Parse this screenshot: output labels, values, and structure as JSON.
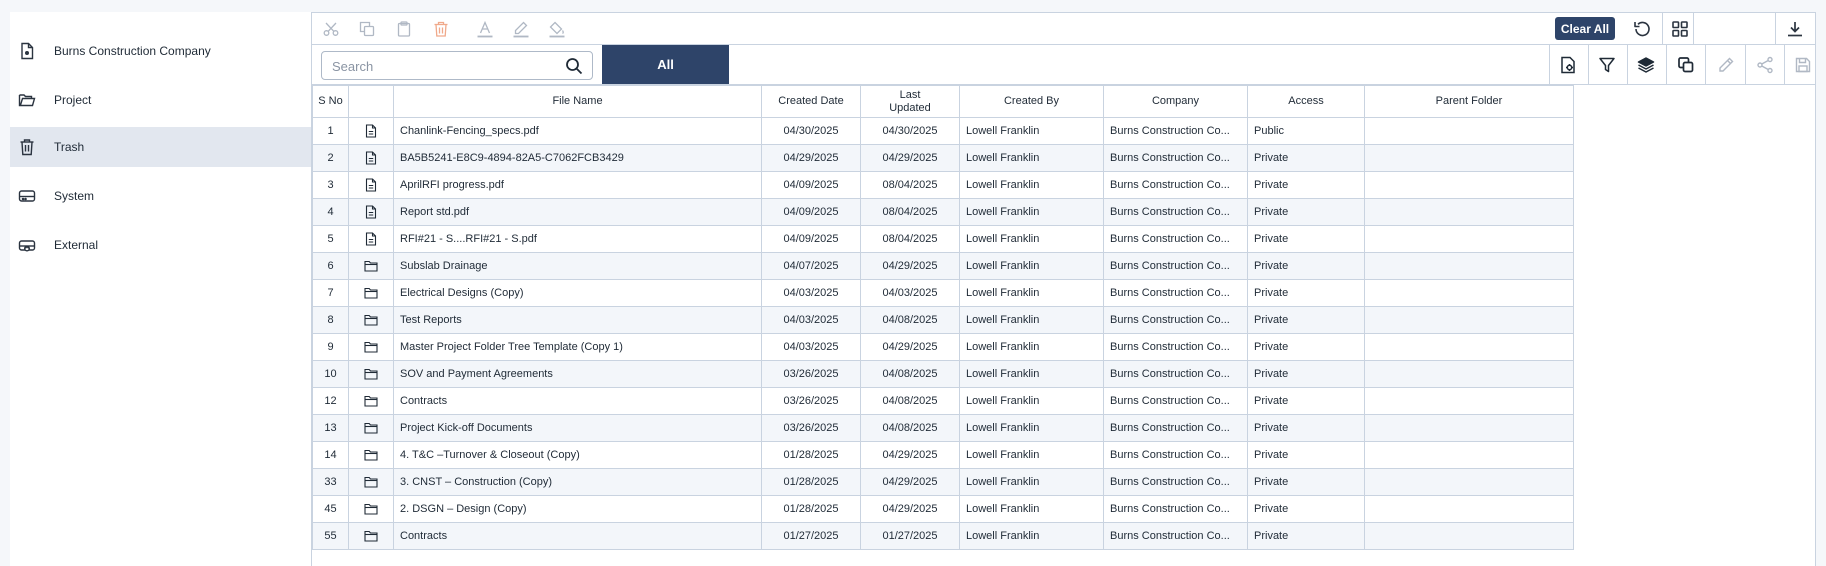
{
  "sidebar": {
    "items": [
      {
        "label": "Burns Construction Company",
        "icon": "company-doc-icon",
        "active": false
      },
      {
        "label": "Project",
        "icon": "folder-open-icon",
        "active": false
      },
      {
        "label": "Trash",
        "icon": "trash-icon",
        "active": true
      },
      {
        "label": "System",
        "icon": "hard-drive-icon",
        "active": false
      },
      {
        "label": "External",
        "icon": "cloud-drive-icon",
        "active": false
      }
    ]
  },
  "toolbar": {
    "clear_all_label": "Clear All",
    "icons_left": [
      "cut-icon",
      "copy-icon",
      "paste-icon",
      "delete-icon",
      "text-color-icon",
      "highlight-icon",
      "fill-color-icon"
    ],
    "icons_right": [
      "refresh-icon",
      "grid-view-icon",
      "download-icon"
    ],
    "icons_row2": [
      "file-settings-icon",
      "filter-icon",
      "layers-icon",
      "duplicate-icon",
      "edit-icon",
      "share-icon",
      "save-icon"
    ]
  },
  "search": {
    "placeholder": "Search",
    "value": ""
  },
  "tabs": {
    "all_label": "All"
  },
  "table": {
    "headers": {
      "sno": "S No",
      "icon": "",
      "file_name": "File Name",
      "created_date": "Created Date",
      "last_updated": "Last Updated",
      "created_by": "Created By",
      "company": "Company",
      "access": "Access",
      "parent_folder": "Parent Folder"
    },
    "rows": [
      {
        "sno": "1",
        "type": "file",
        "expand": false,
        "name": "Chanlink-Fencing_specs.pdf",
        "created": "04/30/2025",
        "updated": "04/30/2025",
        "by": "Lowell Franklin",
        "company": "Burns Construction Co...",
        "access": "Public",
        "parent": ""
      },
      {
        "sno": "2",
        "type": "file",
        "expand": false,
        "name": "BA5B5241-E8C9-4894-82A5-C7062FCB3429",
        "created": "04/29/2025",
        "updated": "04/29/2025",
        "by": "Lowell Franklin",
        "company": "Burns Construction Co...",
        "access": "Private",
        "parent": ""
      },
      {
        "sno": "3",
        "type": "file",
        "expand": false,
        "name": "AprilRFI progress.pdf",
        "created": "04/09/2025",
        "updated": "08/04/2025",
        "by": "Lowell Franklin",
        "company": "Burns Construction Co...",
        "access": "Private",
        "parent": ""
      },
      {
        "sno": "4",
        "type": "file",
        "expand": false,
        "name": "Report std.pdf",
        "created": "04/09/2025",
        "updated": "08/04/2025",
        "by": "Lowell Franklin",
        "company": "Burns Construction Co...",
        "access": "Private",
        "parent": ""
      },
      {
        "sno": "5",
        "type": "file",
        "expand": false,
        "name": "RFI#21 - S....RFI#21 - S.pdf",
        "created": "04/09/2025",
        "updated": "08/04/2025",
        "by": "Lowell Franklin",
        "company": "Burns Construction Co...",
        "access": "Private",
        "parent": ""
      },
      {
        "sno": "6",
        "type": "folder",
        "expand": false,
        "name": "Subslab Drainage",
        "created": "04/07/2025",
        "updated": "04/29/2025",
        "by": "Lowell Franklin",
        "company": "Burns Construction Co...",
        "access": "Private",
        "parent": ""
      },
      {
        "sno": "7",
        "type": "folder",
        "expand": false,
        "name": "Electrical Designs (Copy)",
        "created": "04/03/2025",
        "updated": "04/03/2025",
        "by": "Lowell Franklin",
        "company": "Burns Construction Co...",
        "access": "Private",
        "parent": ""
      },
      {
        "sno": "8",
        "type": "folder",
        "expand": false,
        "name": "Test Reports",
        "created": "04/03/2025",
        "updated": "04/08/2025",
        "by": "Lowell Franklin",
        "company": "Burns Construction Co...",
        "access": "Private",
        "parent": ""
      },
      {
        "sno": "9",
        "type": "folder",
        "expand": false,
        "name": "Master Project Folder Tree Template (Copy 1)",
        "created": "04/03/2025",
        "updated": "04/29/2025",
        "by": "Lowell Franklin",
        "company": "Burns Construction Co...",
        "access": "Private",
        "parent": ""
      },
      {
        "sno": "10",
        "type": "folder",
        "expand": true,
        "name": "SOV and Payment Agreements",
        "created": "03/26/2025",
        "updated": "04/08/2025",
        "by": "Lowell Franklin",
        "company": "Burns Construction Co...",
        "access": "Private",
        "parent": ""
      },
      {
        "sno": "12",
        "type": "folder",
        "expand": false,
        "name": "Contracts",
        "created": "03/26/2025",
        "updated": "04/08/2025",
        "by": "Lowell Franklin",
        "company": "Burns Construction Co...",
        "access": "Private",
        "parent": ""
      },
      {
        "sno": "13",
        "type": "folder",
        "expand": false,
        "name": "Project Kick-off Documents",
        "created": "03/26/2025",
        "updated": "04/08/2025",
        "by": "Lowell Franklin",
        "company": "Burns Construction Co...",
        "access": "Private",
        "parent": ""
      },
      {
        "sno": "14",
        "type": "folder",
        "expand": true,
        "name": "4. T&C –Turnover & Closeout (Copy)",
        "created": "01/28/2025",
        "updated": "04/29/2025",
        "by": "Lowell Franklin",
        "company": "Burns Construction Co...",
        "access": "Private",
        "parent": ""
      },
      {
        "sno": "33",
        "type": "folder",
        "expand": true,
        "name": "3. CNST – Construction (Copy)",
        "created": "01/28/2025",
        "updated": "04/29/2025",
        "by": "Lowell Franklin",
        "company": "Burns Construction Co...",
        "access": "Private",
        "parent": ""
      },
      {
        "sno": "45",
        "type": "folder",
        "expand": true,
        "name": "2. DSGN – Design (Copy)",
        "created": "01/28/2025",
        "updated": "04/29/2025",
        "by": "Lowell Franklin",
        "company": "Burns Construction Co...",
        "access": "Private",
        "parent": ""
      },
      {
        "sno": "55",
        "type": "folder",
        "expand": false,
        "name": "Contracts",
        "created": "01/27/2025",
        "updated": "01/27/2025",
        "by": "Lowell Franklin",
        "company": "Burns Construction Co...",
        "access": "Private",
        "parent": ""
      }
    ]
  },
  "colors": {
    "accent": "#2e4469",
    "border": "#c9d3e0",
    "active_bg": "#e2e7ef",
    "disabled_icon": "#b0b8c4",
    "delete_disabled": "#f0a98a"
  }
}
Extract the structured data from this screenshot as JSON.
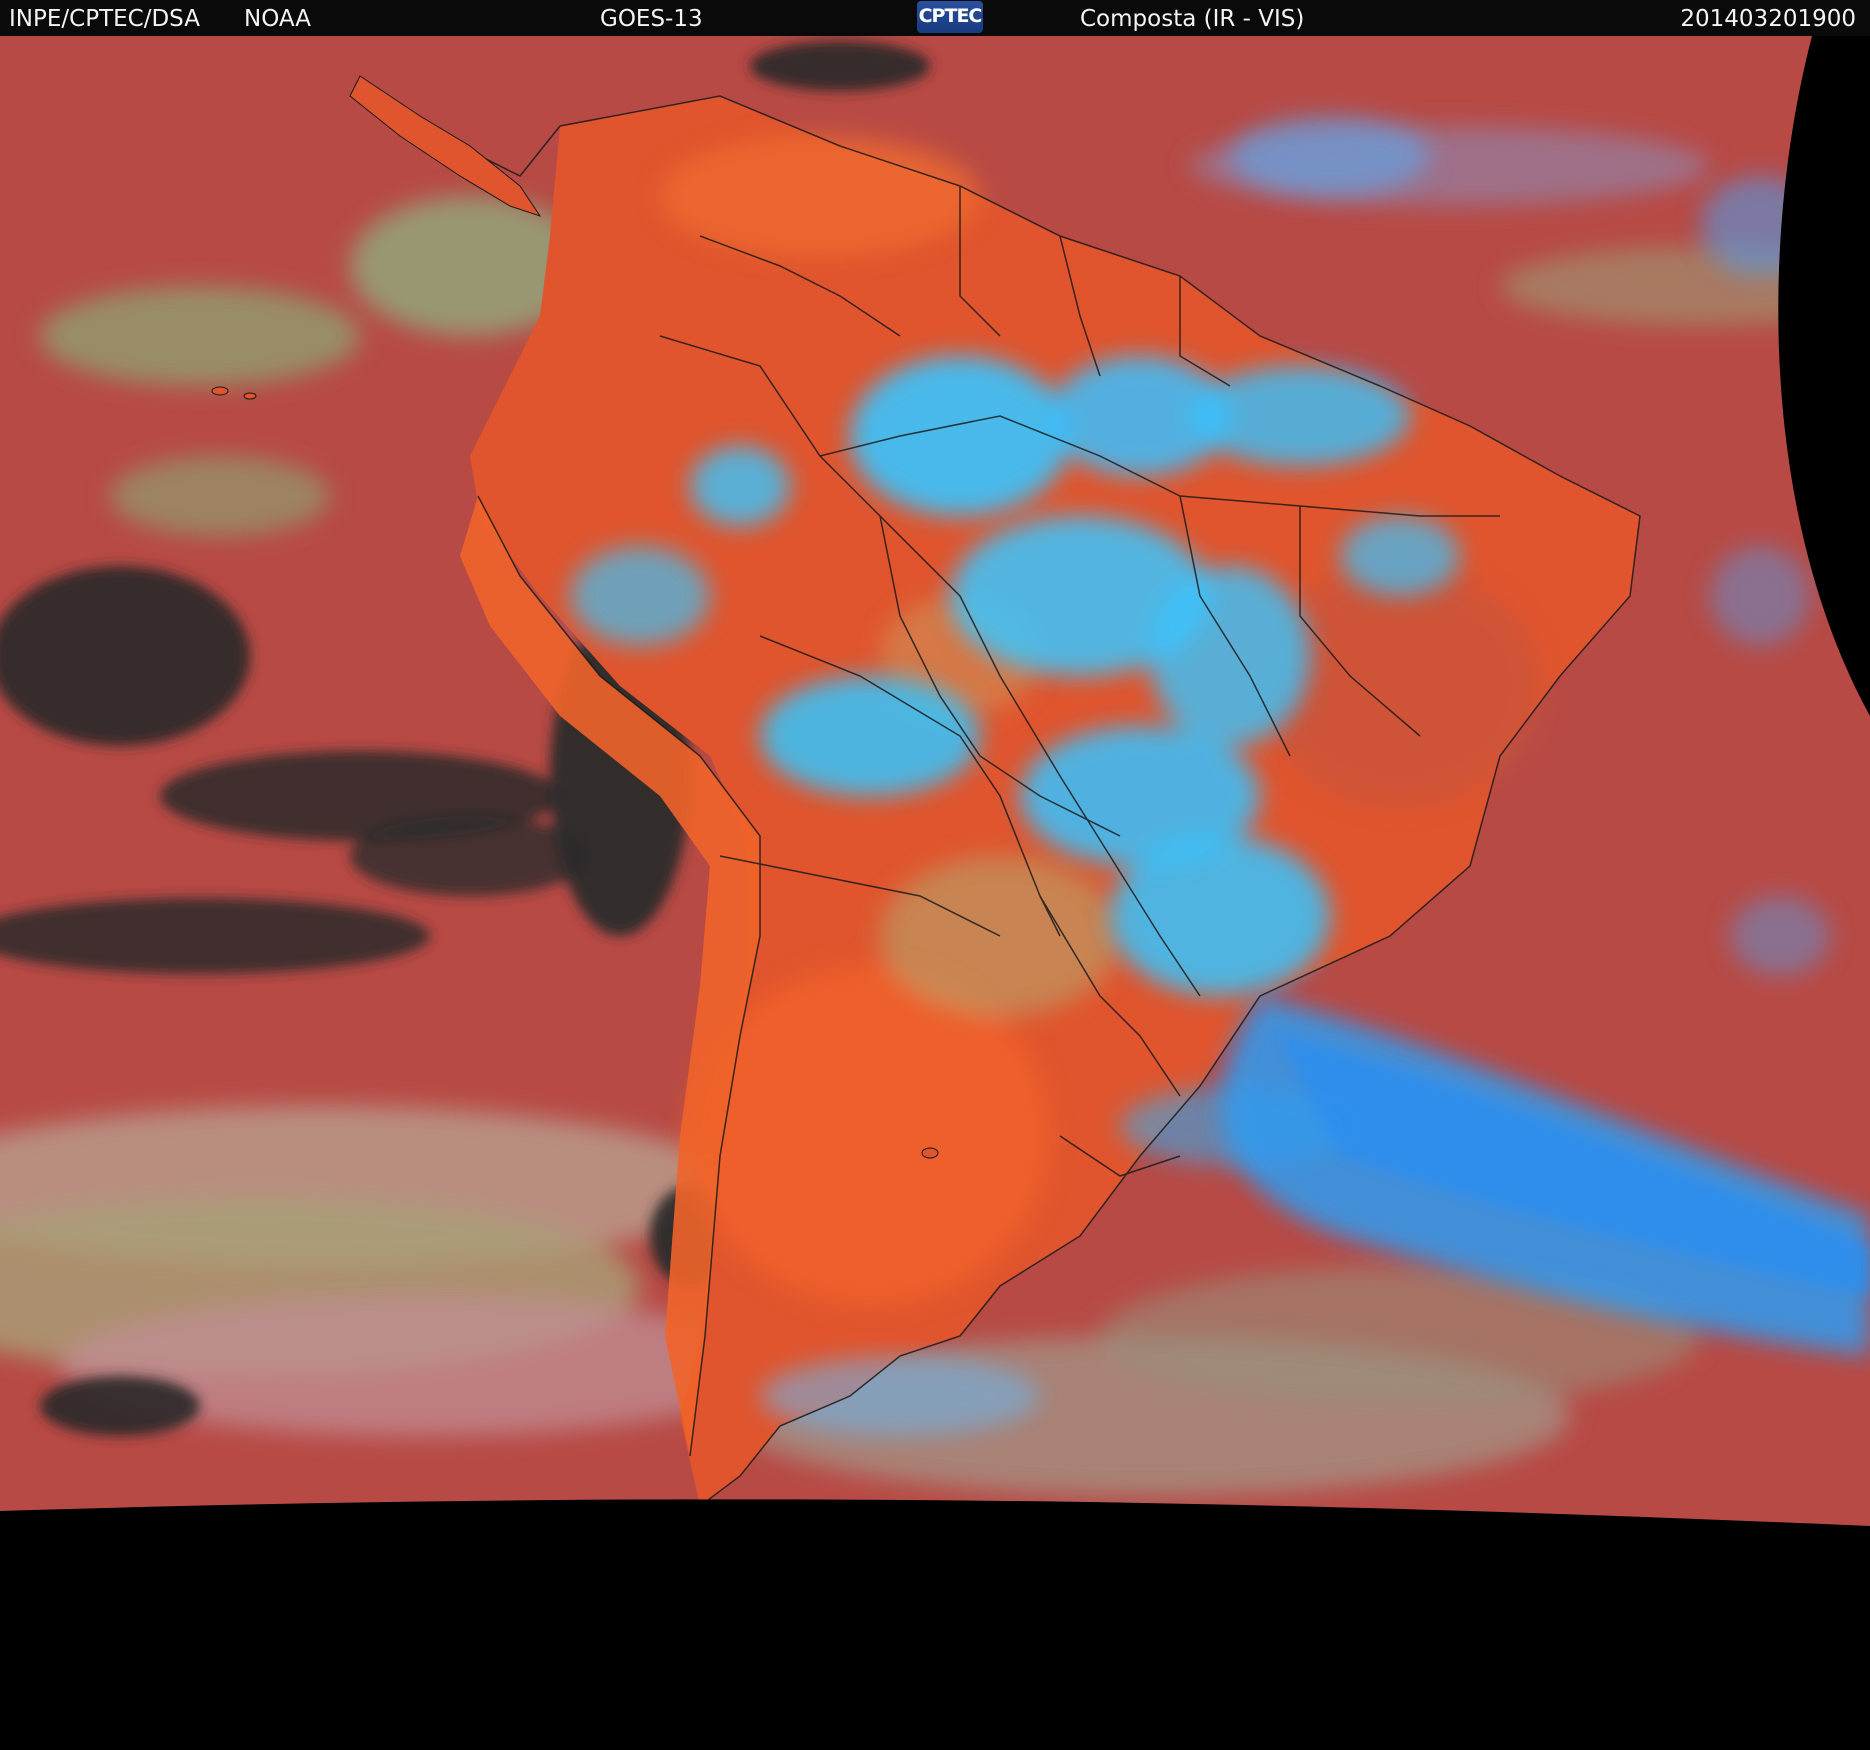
{
  "header": {
    "source": "INPE/CPTEC/DSA",
    "agency": "NOAA",
    "satellite": "GOES-13",
    "logo_text": "CPTEC",
    "product": "Composta (IR - VIS)",
    "timestamp": "201403201900"
  },
  "colors": {
    "header_bg": "#0a0a0a",
    "ocean_warm": "#b84a45",
    "land_warm": "#e85a2c",
    "cold_cloud": "#33c8ff",
    "low_cloud": "#9aaf70",
    "cloud_free_sea": "#2a2a2a",
    "no_data": "#000000",
    "border_line": "#1a1a1a"
  }
}
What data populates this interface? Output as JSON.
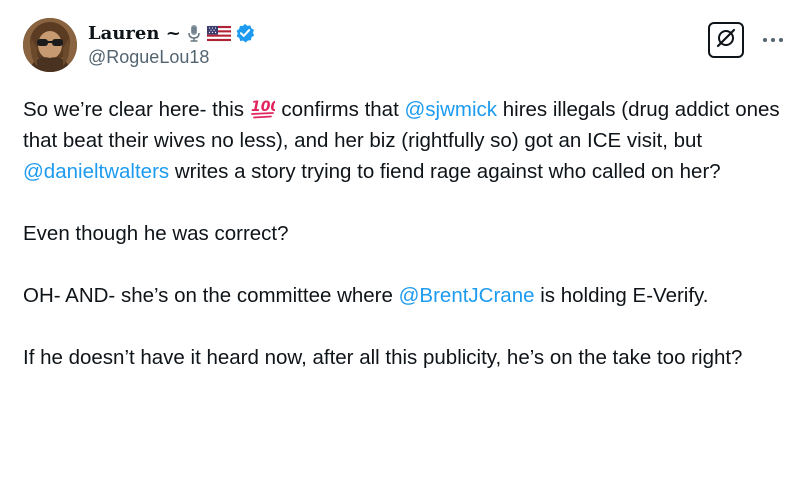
{
  "author": {
    "display_name": "Lauren ~",
    "handle": "@RogueLou18",
    "name_icons": [
      "microphone-icon",
      "us-flag-icon"
    ],
    "verified_icon": "verified-badge-icon",
    "verified_color": "#1d9bf0"
  },
  "actions": {
    "grok_icon": "grok-icon",
    "more_icon": "more-icon"
  },
  "post": {
    "p1_a": "So we’re clear here- this ",
    "p1_emoji": "hundred-points-emoji",
    "p1_b": " confirms that ",
    "p1_mention1": "@sjwmick",
    "p1_c": " hires illegals (drug addict ones that beat their wives no less), and her biz (rightfully so) got an ICE visit, but ",
    "p1_mention2": "@danieltwalters",
    "p1_d": " writes a story trying to fiend rage against who called on her?",
    "p2": "Even though he was correct?",
    "p3_a": "OH- AND- she’s on the committee where ",
    "p3_mention": "@BrentJCrane",
    "p3_b": " is holding E-Verify.",
    "p4": "If he doesn’t have it heard now, after all this publicity, he’s on the take too right?"
  },
  "colors": {
    "text": "#0f1419",
    "secondary": "#536471",
    "link": "#1d9bf0",
    "emoji_red": "#e0245e"
  }
}
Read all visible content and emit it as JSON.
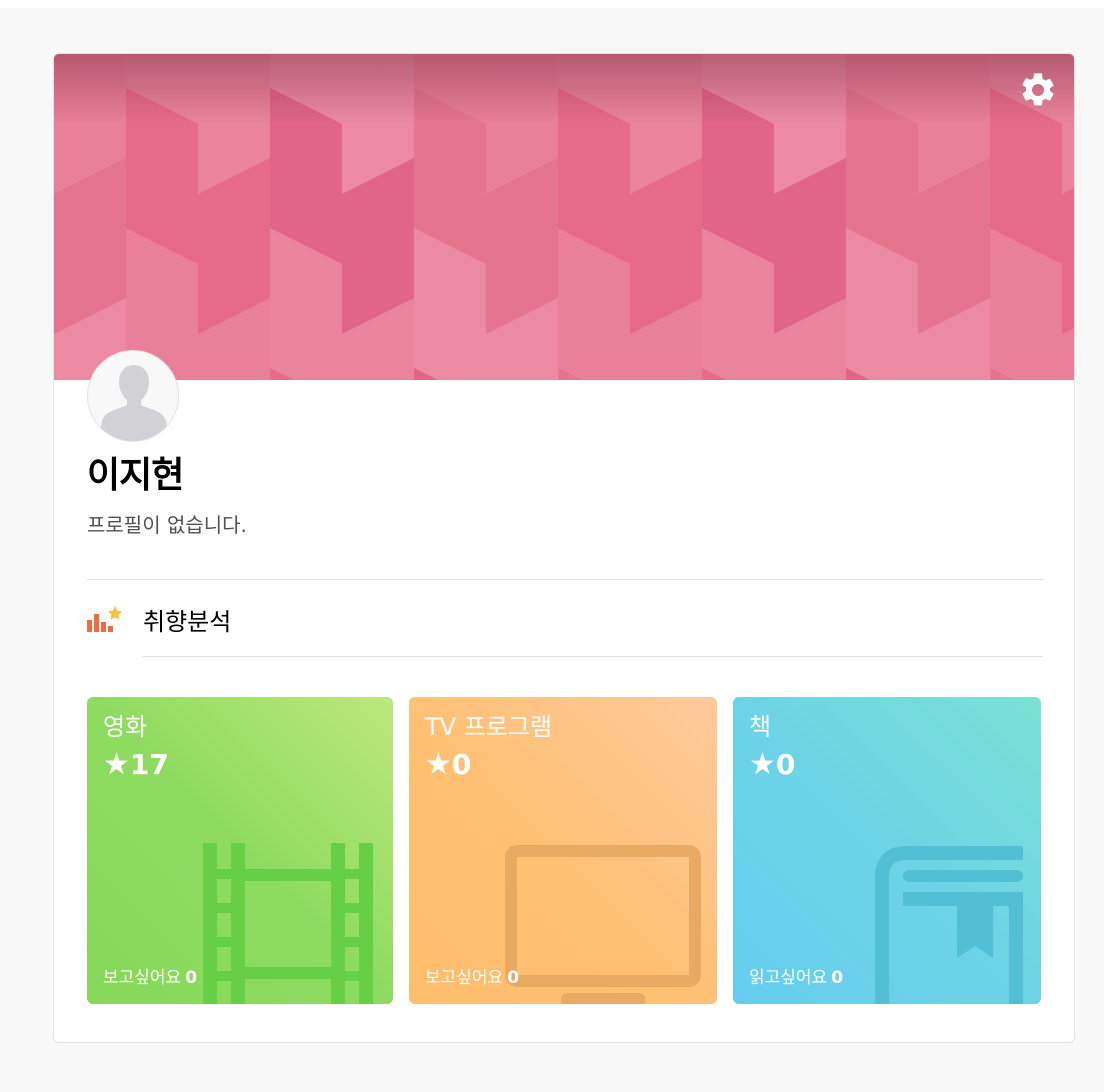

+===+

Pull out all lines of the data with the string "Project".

Answer box:
        "label": "Project",
        "name": "Master Project Folder Tree Template (Copy 1)",
        "name": "Project Kick-off Documents",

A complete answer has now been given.